__What is required__. The whole listing is to be returned exactly.

__Data listing__.
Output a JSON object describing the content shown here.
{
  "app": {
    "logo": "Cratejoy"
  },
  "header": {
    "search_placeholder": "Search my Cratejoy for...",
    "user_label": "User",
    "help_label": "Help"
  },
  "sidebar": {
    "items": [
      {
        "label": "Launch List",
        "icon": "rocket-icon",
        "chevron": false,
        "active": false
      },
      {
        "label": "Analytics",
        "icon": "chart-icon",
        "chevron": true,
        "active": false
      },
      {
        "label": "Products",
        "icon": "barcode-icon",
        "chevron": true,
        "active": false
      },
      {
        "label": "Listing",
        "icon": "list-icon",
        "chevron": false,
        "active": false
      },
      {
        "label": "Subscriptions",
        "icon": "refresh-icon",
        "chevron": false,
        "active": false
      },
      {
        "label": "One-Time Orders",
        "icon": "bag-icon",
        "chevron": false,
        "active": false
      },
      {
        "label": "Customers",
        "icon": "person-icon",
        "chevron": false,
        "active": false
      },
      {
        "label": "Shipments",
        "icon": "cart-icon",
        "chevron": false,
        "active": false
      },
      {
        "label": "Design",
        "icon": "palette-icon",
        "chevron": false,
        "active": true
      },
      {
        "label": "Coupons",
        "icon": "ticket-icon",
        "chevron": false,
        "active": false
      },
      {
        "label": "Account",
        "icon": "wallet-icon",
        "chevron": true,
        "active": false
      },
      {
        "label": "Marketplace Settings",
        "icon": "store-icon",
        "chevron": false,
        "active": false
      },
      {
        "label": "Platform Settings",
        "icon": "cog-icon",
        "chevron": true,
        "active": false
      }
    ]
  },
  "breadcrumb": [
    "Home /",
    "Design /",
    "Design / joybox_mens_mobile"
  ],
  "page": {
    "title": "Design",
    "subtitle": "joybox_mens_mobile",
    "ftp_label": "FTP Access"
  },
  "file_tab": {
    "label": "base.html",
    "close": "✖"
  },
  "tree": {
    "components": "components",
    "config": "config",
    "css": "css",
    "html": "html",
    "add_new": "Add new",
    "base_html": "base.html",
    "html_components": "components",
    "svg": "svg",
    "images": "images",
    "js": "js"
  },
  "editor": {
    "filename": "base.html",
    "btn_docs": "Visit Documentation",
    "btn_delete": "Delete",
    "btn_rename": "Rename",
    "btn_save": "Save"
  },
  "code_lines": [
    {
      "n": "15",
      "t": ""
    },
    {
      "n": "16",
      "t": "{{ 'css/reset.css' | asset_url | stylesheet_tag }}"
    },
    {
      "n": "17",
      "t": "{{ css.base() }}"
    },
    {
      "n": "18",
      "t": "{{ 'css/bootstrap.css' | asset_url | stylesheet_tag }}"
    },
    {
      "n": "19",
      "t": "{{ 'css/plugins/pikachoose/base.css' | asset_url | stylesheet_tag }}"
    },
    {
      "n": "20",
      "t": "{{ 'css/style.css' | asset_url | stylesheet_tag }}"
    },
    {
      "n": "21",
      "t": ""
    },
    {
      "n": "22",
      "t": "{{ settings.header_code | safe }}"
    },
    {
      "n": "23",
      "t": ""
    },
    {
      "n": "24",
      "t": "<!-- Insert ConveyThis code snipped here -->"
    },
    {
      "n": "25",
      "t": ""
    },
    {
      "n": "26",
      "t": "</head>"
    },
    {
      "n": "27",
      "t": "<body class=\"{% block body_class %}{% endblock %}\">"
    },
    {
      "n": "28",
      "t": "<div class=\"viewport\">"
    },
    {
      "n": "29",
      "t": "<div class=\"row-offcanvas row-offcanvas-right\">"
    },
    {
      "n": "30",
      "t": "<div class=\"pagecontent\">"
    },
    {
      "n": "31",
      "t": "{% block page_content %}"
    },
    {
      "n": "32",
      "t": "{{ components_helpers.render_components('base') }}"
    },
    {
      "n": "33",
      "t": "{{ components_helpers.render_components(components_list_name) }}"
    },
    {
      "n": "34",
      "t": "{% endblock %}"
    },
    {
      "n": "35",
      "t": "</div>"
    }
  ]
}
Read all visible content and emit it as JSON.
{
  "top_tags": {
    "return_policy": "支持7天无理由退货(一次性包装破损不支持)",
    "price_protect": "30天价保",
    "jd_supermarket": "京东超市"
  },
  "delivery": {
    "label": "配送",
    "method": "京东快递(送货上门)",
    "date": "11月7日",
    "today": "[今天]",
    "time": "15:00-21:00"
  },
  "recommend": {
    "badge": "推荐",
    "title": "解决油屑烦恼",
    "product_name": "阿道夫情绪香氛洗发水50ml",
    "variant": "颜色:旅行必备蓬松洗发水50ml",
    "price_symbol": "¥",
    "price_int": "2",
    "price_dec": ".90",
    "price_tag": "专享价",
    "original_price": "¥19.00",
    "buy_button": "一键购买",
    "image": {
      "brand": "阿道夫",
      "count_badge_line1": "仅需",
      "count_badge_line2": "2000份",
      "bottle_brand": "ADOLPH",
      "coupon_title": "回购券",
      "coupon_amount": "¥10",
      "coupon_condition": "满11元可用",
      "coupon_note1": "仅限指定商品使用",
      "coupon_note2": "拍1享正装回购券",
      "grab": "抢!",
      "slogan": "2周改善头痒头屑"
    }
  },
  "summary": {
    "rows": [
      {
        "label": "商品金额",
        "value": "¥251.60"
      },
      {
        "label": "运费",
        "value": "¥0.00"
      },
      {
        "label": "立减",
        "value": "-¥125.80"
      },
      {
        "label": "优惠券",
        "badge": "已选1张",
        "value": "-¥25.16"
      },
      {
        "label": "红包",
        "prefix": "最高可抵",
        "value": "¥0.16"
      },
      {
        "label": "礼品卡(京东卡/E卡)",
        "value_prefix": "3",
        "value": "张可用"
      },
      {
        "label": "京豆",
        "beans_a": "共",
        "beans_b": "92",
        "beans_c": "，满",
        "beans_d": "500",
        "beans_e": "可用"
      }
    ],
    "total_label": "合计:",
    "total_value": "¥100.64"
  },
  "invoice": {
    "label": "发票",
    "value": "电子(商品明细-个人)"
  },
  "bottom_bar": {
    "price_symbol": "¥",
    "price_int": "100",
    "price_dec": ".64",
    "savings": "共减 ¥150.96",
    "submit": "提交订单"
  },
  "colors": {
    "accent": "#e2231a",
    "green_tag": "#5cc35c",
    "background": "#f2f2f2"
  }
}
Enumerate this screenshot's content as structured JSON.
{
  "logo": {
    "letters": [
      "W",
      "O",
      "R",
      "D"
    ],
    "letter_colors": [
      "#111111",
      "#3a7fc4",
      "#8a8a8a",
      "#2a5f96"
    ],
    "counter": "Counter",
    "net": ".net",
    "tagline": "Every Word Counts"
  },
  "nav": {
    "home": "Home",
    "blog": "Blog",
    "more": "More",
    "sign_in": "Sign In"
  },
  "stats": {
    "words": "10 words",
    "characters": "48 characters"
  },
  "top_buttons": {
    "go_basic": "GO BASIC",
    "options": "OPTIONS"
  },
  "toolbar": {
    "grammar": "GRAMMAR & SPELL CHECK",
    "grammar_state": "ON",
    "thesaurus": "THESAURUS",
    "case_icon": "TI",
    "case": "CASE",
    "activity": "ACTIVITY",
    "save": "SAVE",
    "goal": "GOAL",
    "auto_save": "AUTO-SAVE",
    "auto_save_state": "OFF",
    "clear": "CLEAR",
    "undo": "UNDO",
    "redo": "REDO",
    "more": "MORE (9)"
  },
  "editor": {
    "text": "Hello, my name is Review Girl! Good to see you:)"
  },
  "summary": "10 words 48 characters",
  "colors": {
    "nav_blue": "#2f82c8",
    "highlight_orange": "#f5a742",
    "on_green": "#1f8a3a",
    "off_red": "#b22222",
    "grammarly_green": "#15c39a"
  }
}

__Answer for the task__.
Output a JSON object describing the content shown here.
{
  "app": {
    "logo": "Cratejoy"
  },
  "header": {
    "search_placeholder": "Search my Cratejoy for...",
    "user_label": "User",
    "help_label": "Help"
  },
  "sidebar": {
    "items": [
      {
        "label": "Launch List",
        "icon": "rocket-icon",
        "chevron": false,
        "active": false
      },
      {
        "label": "Analytics",
        "icon": "chart-icon",
        "chevron": true,
        "active": false
      },
      {
        "label": "Products",
        "icon": "barcode-icon",
        "chevron": true,
        "active": false
      },
      {
        "label": "Listing",
        "icon": "list-icon",
        "chevron": false,
        "active": false
      },
      {
        "label": "Subscriptions",
        "icon": "refresh-icon",
        "chevron": false,
        "active": false
      },
      {
        "label": "One-Time Orders",
        "icon": "bag-icon",
        "chevron": false,
        "active": false
      },
      {
        "label": "Customers",
        "icon": "person-icon",
        "chevron": false,
        "active": false
      },
      {
        "label": "Shipments",
        "icon": "cart-icon",
        "chevron": false,
        "active": false
      },
      {
        "label": "Design",
        "icon": "palette-icon",
        "chevron": false,
        "active": true
      },
      {
        "label": "Coupons",
        "icon": "ticket-icon",
        "chevron": false,
        "active": false
      },
      {
        "label": "Account",
        "icon": "wallet-icon",
        "chevron": true,
        "active": false
      },
      {
        "label": "Marketplace Settings",
        "icon": "store-icon",
        "chevron": false,
        "active": false
      },
      {
        "label": "Platform Settings",
        "icon": "cog-icon",
        "chevron": true,
        "active": false
      }
    ]
  },
  "breadcrumb": [
    "Home /",
    "Design /",
    "Design / joybox_mens_mobile"
  ],
  "page": {
    "title": "Design",
    "subtitle": "joybox_mens_mobile",
    "ftp_label": "FTP Access"
  },
  "file_tab": {
    "label": "base.html",
    "close": "✖"
  },
  "tree": {
    "components": "components",
    "config": "config",
    "css": "css",
    "html": "html",
    "add_new": "Add new",
    "base_html": "base.html",
    "html_components": "components",
    "svg": "svg",
    "images": "images",
    "js": "js"
  },
  "editor": {
    "filename": "base.html",
    "btn_docs": "Visit Documentation",
    "btn_delete": "Delete",
    "btn_rename": "Rename",
    "btn_save": "Save"
  },
  "code_lines": [
    {
      "n": "15",
      "t": ""
    },
    {
      "n": "16",
      "t": "{{ 'css/reset.css' | asset_url | stylesheet_tag }}"
    },
    {
      "n": "17",
      "t": "{{ css.base() }}"
    },
    {
      "n": "18",
      "t": "{{ 'css/bootstrap.css' | asset_url | stylesheet_tag }}"
    },
    {
      "n": "19",
      "t": "{{ 'css/plugins/pikachoose/base.css' | asset_url | stylesheet_tag }}"
    },
    {
      "n": "20",
      "t": "{{ 'css/style.css' | asset_url | stylesheet_tag }}"
    },
    {
      "n": "21",
      "t": ""
    },
    {
      "n": "22",
      "t": "{{ settings.header_code | safe }}"
    },
    {
      "n": "23",
      "t": ""
    },
    {
      "n": "24",
      "t": "<!-- Insert ConveyThis code snipped here -->"
    },
    {
      "n": "25",
      "t": ""
    },
    {
      "n": "26",
      "t": "</head>"
    },
    {
      "n": "27",
      "t": "<body class=\"{% block body_class %}{% endblock %}\">"
    },
    {
      "n": "28",
      "t": "<div class=\"viewport\">"
    },
    {
      "n": "29",
      "t": "<div class=\"row-offcanvas row-offcanvas-right\">"
    },
    {
      "n": "30",
      "t": "<div class=\"pagecontent\">"
    },
    {
      "n": "31",
      "t": "{% block page_content %}"
    },
    {
      "n": "32",
      "t": "{{ components_helpers.render_components('base') }}"
    },
    {
      "n": "33",
      "t": "{{ components_helpers.render_components(components_list_name) }}"
    },
    {
      "n": "34",
      "t": "{% endblock %}"
    },
    {
      "n": "35",
      "t": "</div>"
    }
  ]
}
Read all visible content and emit it as JSON.
{
  "top_tags": {
    "return_policy": "支持7天无理由退货(一次性包装破损不支持)",
    "price_protect": "30天价保",
    "jd_supermarket": "京东超市"
  },
  "delivery": {
    "label": "配送",
    "method": "京东快递(送货上门)",
    "date": "11月7日",
    "today": "[今天]",
    "time": "15:00-21:00"
  },
  "recommend": {
    "badge": "推荐",
    "title": "解决油屑烦恼",
    "product_name": "阿道夫情绪香氛洗发水50ml",
    "variant": "颜色:旅行必备蓬松洗发水50ml",
    "price_symbol": "¥",
    "price_int": "2",
    "price_dec": ".90",
    "price_tag": "专享价",
    "original_price": "¥19.00",
    "buy_button": "一键购买",
    "image": {
      "brand": "阿道夫",
      "count_badge_line1": "仅需",
      "count_badge_line2": "2000份",
      "bottle_brand": "ADOLPH",
      "coupon_title": "回购券",
      "coupon_amount": "¥10",
      "coupon_condition": "满11元可用",
      "coupon_note1": "仅限指定商品使用",
      "coupon_note2": "拍1享正装回购券",
      "grab": "抢!",
      "slogan": "2周改善头痒头屑"
    }
  },
  "summary": {
    "rows": [
      {
        "label": "商品金额",
        "value": "¥251.60"
      },
      {
        "label": "运费",
        "value": "¥0.00"
      },
      {
        "label": "立减",
        "value": "-¥125.80"
      },
      {
        "label": "优惠券",
        "badge": "已选1张",
        "value": "-¥25.16"
      },
      {
        "label": "红包",
        "prefix": "最高可抵",
        "value": "¥0.16"
      },
      {
        "label": "礼品卡(京东卡/E卡)",
        "value_prefix": "3",
        "value": "张可用"
      },
      {
        "label": "京豆",
        "beans_a": "共",
        "beans_b": "92",
        "beans_c": "，满",
        "beans_d": "500",
        "beans_e": "可用"
      }
    ],
    "total_label": "合计:",
    "total_value": "¥100.64"
  },
  "invoice": {
    "label": "发票",
    "value": "电子(商品明细-个人)"
  },
  "bottom_bar": {
    "price_symbol": "¥",
    "price_int": "100",
    "price_dec": ".64",
    "savings": "共减 ¥150.96",
    "submit": "提交订单"
  },
  "colors": {
    "accent": "#e2231a",
    "green_tag": "#5cc35c",
    "background": "#f2f2f2"
  }
}
Enumerate this screenshot's content as structured JSON.
{
  "logo": {
    "letters": [
      "W",
      "O",
      "R",
      "D"
    ],
    "letter_colors": [
      "#111111",
      "#3a7fc4",
      "#8a8a8a",
      "#2a5f96"
    ],
    "counter": "Counter",
    "net": ".net",
    "tagline": "Every Word Counts"
  },
  "nav": {
    "home": "Home",
    "blog": "Blog",
    "more": "More",
    "sign_in": "Sign In"
  },
  "stats": {
    "words": "10 words",
    "characters": "48 characters"
  },
  "top_buttons": {
    "go_basic": "GO BASIC",
    "options": "OPTIONS"
  },
  "toolbar": {
    "grammar": "GRAMMAR & SPELL CHECK",
    "grammar_state": "ON",
    "thesaurus": "THESAURUS",
    "case_icon": "TI",
    "case": "CASE",
    "activity": "ACTIVITY",
    "save": "SAVE",
    "goal": "GOAL",
    "auto_save": "AUTO-SAVE",
    "auto_save_state": "OFF",
    "clear": "CLEAR",
    "undo": "UNDO",
    "redo": "REDO",
    "more": "MORE (9)"
  },
  "editor": {
    "text": "Hello, my name is Review Girl! Good to see you:)"
  },
  "summary": "10 words 48 characters",
  "colors": {
    "nav_blue": "#2f82c8",
    "highlight_orange": "#f5a742",
    "on_green": "#1f8a3a",
    "off_red": "#b22222",
    "grammarly_green": "#15c39a"
  }
}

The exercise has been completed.